The Mississippi River is home to a diverse range of aquatic species, including rare and endangered animals like Pallid Sturgeon and Bald Eagles. The river has played a significant role in American history, both economically and culturally, serving as a vital transportation route and playing a part in the Civil War. Tourists can find designated swimming spots along the river, but generally speaking, swimming is not advised. While the river does not have rapids suitable for whitewater rafting, it has become a source of ghost stories, with tales of haunted riverboat captains and ghostly ships.
Exploring the Mysteries of the Mighty Mississippi River
The Mississippi River is much more than just a waterway. It is a living embodiment of the American spirit and one of the most significant water resources in the entire world. The river spans over 2,300 miles, flowing from its birthplace in Minnesota to the Gulf of Mexico in Louisiana. Along the way, the Mississippi River has played a crucial role in shaping both the natural landscape and the broader history of the United States.
In this article, we will take a closer look at some of the mysteries and secrets that the Mighty Mississippi holds, from its unique ecology to its role in shaping American history.
Ecology of the Mississippi River
The Mississippi River is home to a large number of aquatic species, including many rare and endangered animals. Some of the most iconic animals that live within its waters include:
– American Paddlefish: This ancient fish can grow up to 7 feet in length and is known for its distinctive spoon-shaped rostrum.
– Pallid Sturgeon: This critically endangered fish is one of the rarest in the world, with only a few hundred individuals remaining. They can live for up to 50 years and are important indicators of the overall health of the river ecosystem.
– River Otters: These playful animals are a common sight along the Mississippi River. They are excellent swimmers and can hold their breath for up to eight minutes.
– Bald Eagles: These majestic birds of prey are a symbol of American freedom and resilience. They have made a remarkable recovery in recent years, in part due to conservation efforts aimed at protecting their habitat within the Mississippi River watershed.
These animals, along with many others, help make the Mississippi River one of the most biodiverse water systems in North America.
Role in American History
The Mississippi River has played a central role in the history of the United States, both in terms of its economic impact and its cultural significance. The river has served as a vital transportation route for centuries, with early explorers and traders using it to navigate up and down its length.
During the Civil War, the Mississippi River was a crucial battleground, with control of the waterway often determining the course of major battles. Union forces were eventually able to gain control of the entire river, cutting off supplies and commerce to the Confederate states along its banks.

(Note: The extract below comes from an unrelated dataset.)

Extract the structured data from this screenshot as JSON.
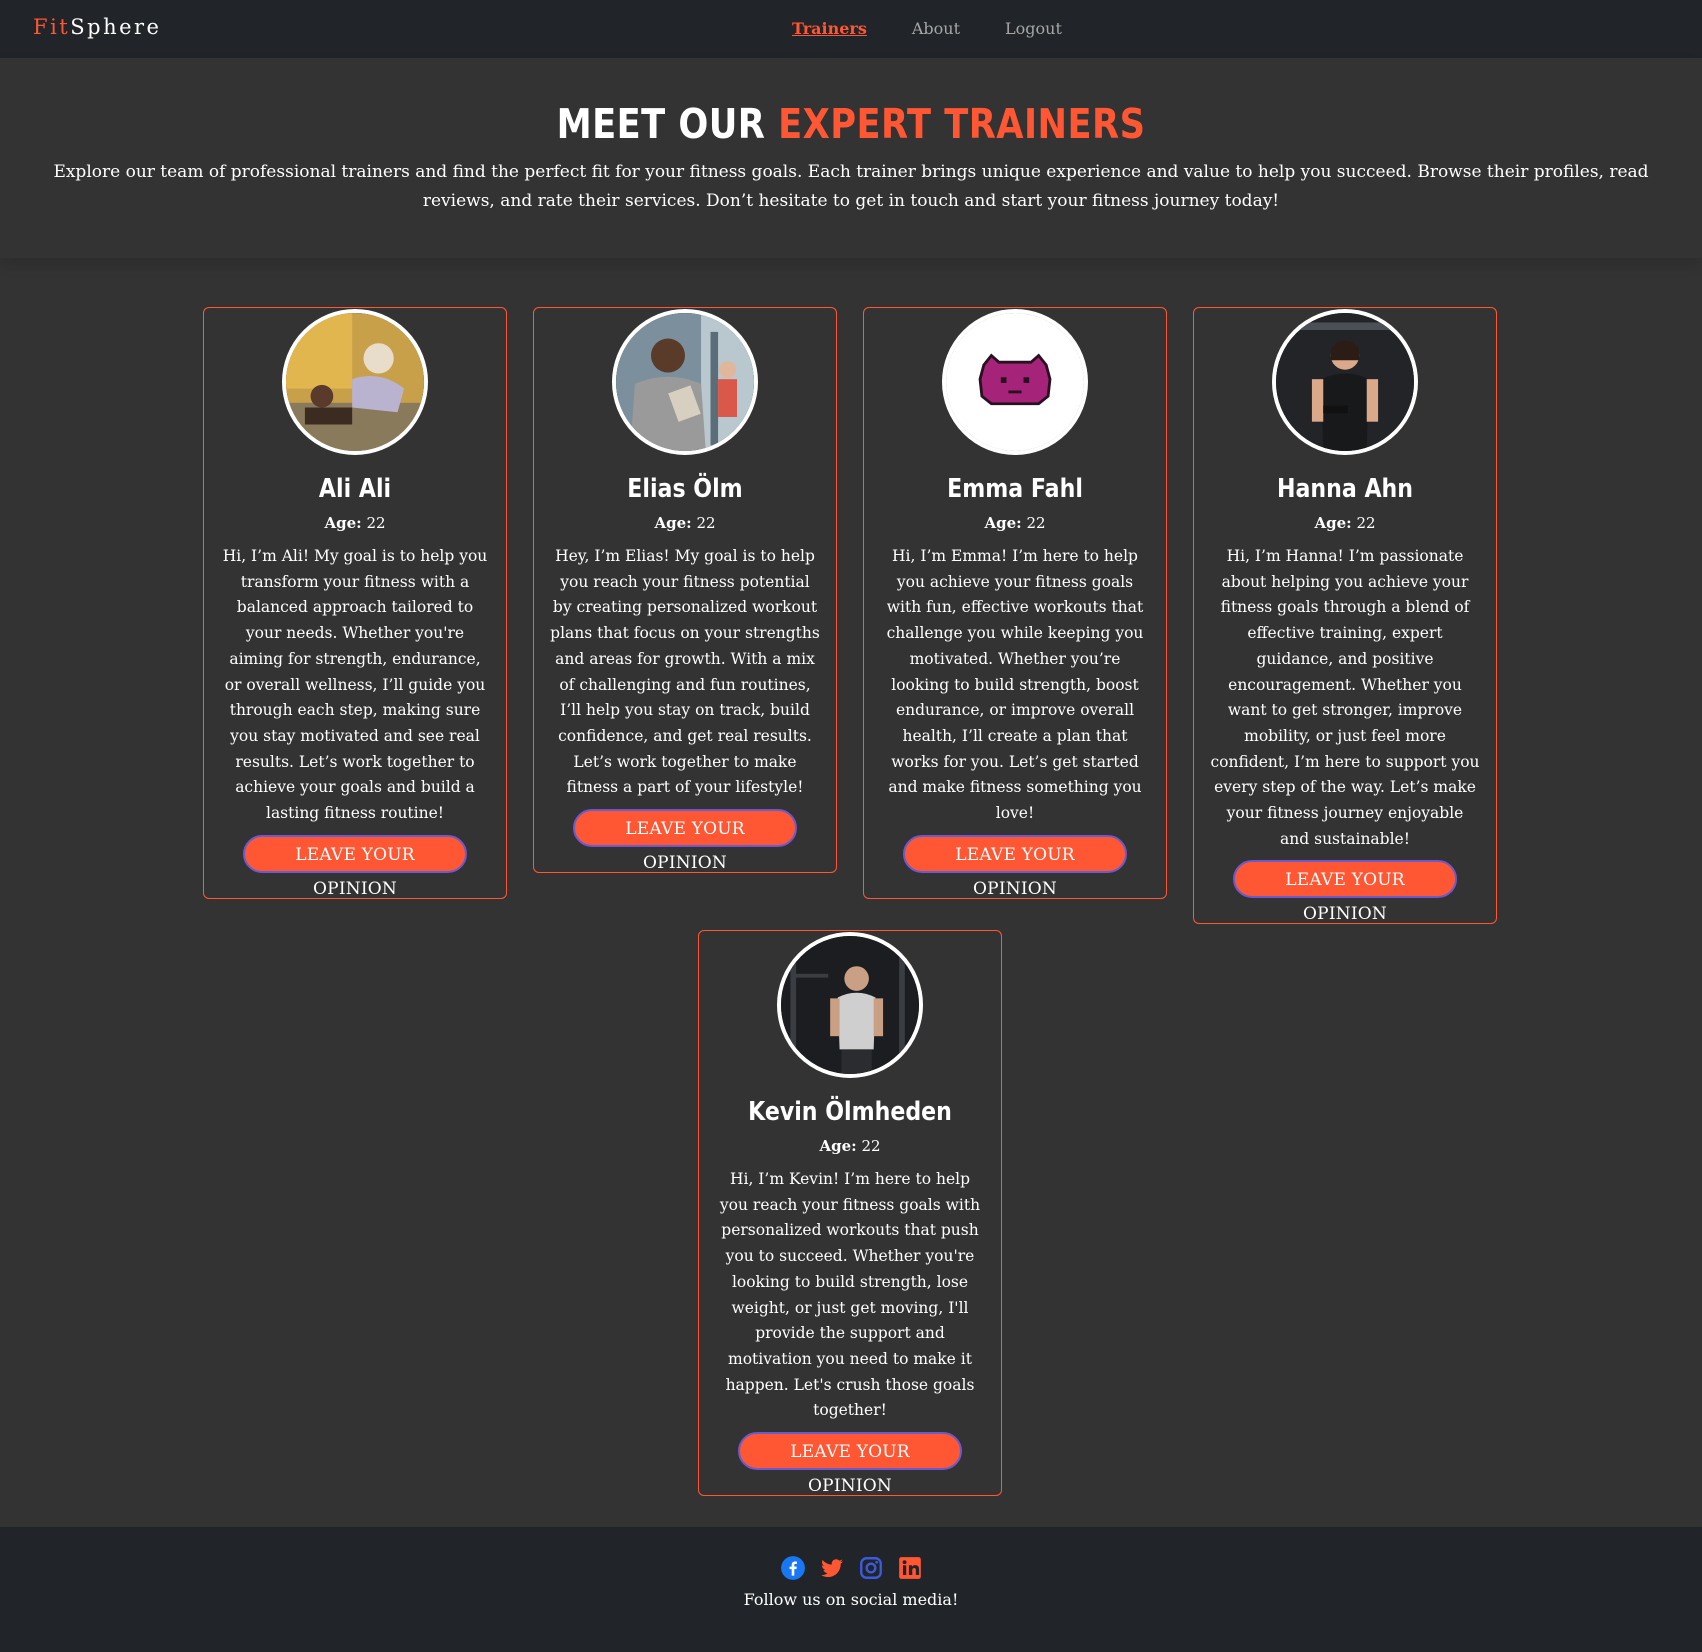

The Mississippi River also holds an important place in American folklore and culture, with countless songs, stories, and legends inspired by its powerful currents and dramatic floods.
Q: Is it safe to swim in the Mississippi River?
A: Generally speaking, swimming in the Mississippi River is not recommended due to its strong currents and heavy pollution in some areas. However, there are some designated swimming spots along the river that are safe for swimming.
Q: What is the largest fish ever caught in the Mississippi River?
A: The largest fish ever caught in the Mississippi River was a 124-pound blue catfish, caught by Tim Pruitt in 2005.
Q: Can you go whitewater rafting on the Mississippi River?
A: No, whitewater rafting is not possible on the Mississippi River due to its slow-moving current and lack of rapids.
Q: Are there any ghost stories associated with the Mississippi River?
A: Yes, there are many ghost stories associated with the Mississippi River, including tales of riverboat captains who still haunt the banks and strange sightings of ghostly ships sailing up and down the river at night.